Historical geography is an active, theoretically-informed and vibrant field of study within modern geography, with strong interdisciplinary connections with the humanities and the social sciences. The SAGE Handbook of Historical Geography provides an international and in-depth overview of the field with chapters that examine the history, present condition and future significance of historical geography in relation to recent developments and current research. The Handbook is in two volumes, divided across nine parts. Volume One includes commentaries on the history and geography of historical geography, and reviews how historical geographers have considered the appropriation, management and representation of landscape, the changing geographies of property, land, money and financial capital, and the demographic, medical and political analysis of the world's growing and mobile population. Volume Two shows how historical geographers have made significant contributions to geopolitical debates about the relationships between nation-states and empires, to environmental challenges posed by human interaction with the natural world, to studies of the cultural, intellectual and political implications of modern science and technology, and to investigations of communicative action, artefacts, performances and representations.
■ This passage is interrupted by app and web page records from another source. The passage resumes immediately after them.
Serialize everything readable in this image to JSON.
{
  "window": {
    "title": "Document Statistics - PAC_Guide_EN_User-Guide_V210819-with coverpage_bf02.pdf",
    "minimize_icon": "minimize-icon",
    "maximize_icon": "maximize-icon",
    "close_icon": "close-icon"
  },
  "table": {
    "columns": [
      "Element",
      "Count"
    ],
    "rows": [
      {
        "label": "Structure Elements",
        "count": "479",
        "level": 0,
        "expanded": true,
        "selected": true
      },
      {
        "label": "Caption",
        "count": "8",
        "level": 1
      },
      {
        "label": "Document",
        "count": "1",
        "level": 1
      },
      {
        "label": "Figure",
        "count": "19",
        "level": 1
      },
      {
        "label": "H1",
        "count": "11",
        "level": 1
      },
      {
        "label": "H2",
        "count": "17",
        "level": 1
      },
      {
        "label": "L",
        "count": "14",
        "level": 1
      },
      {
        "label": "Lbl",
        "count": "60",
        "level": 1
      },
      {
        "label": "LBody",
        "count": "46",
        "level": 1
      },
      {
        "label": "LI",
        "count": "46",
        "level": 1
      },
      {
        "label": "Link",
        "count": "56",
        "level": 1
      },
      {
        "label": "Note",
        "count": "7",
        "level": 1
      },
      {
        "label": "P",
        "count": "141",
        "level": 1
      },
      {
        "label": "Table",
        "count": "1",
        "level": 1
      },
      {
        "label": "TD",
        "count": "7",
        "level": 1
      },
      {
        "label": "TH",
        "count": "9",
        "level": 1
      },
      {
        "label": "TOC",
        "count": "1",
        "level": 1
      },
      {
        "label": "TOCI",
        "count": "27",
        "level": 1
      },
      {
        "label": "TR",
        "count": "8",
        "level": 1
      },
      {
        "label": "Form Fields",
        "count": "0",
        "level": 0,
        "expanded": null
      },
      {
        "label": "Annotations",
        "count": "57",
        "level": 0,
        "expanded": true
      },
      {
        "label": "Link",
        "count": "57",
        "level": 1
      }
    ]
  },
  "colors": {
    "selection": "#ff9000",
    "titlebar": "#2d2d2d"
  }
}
The final part reviews the methodological and ethical challenges of historical geography as a publicly engaged research practice. Part 1: Histories and Geographies; Part 2: Land and Landscapes; Part 3: Property and Money; Part 4: Population and Mobility; Part 5: Territory and Geopolitics; Part 6: Environment and Nature; Part 7: Science and Technology; Part 8: Meaning and Communication; and Part 9: Studies in Practice.
Part V: Territory and Geopolitics
The concepts explored in this part are inherently political and were for many decades regarded as the ‘natural’ preserve of political geography. While the processes by which territory is delimited and demarcated into national, regional, and other administrative spaces have been a concern of political geography from the eighteenth century, the relationship between political geography and geopolitics (a term coined in the late 1890s by Swedish political scientist Rudolf Kjellén) is both more recent and more contentious. In some contexts, notably in Nazi Germany and Fascist Italy, geopolitics was considered not as a component of a pre-existing tradition of political geography, nor even as an extension of this sub-discipline, but as its self-consciously modern alternative, a campaigning ...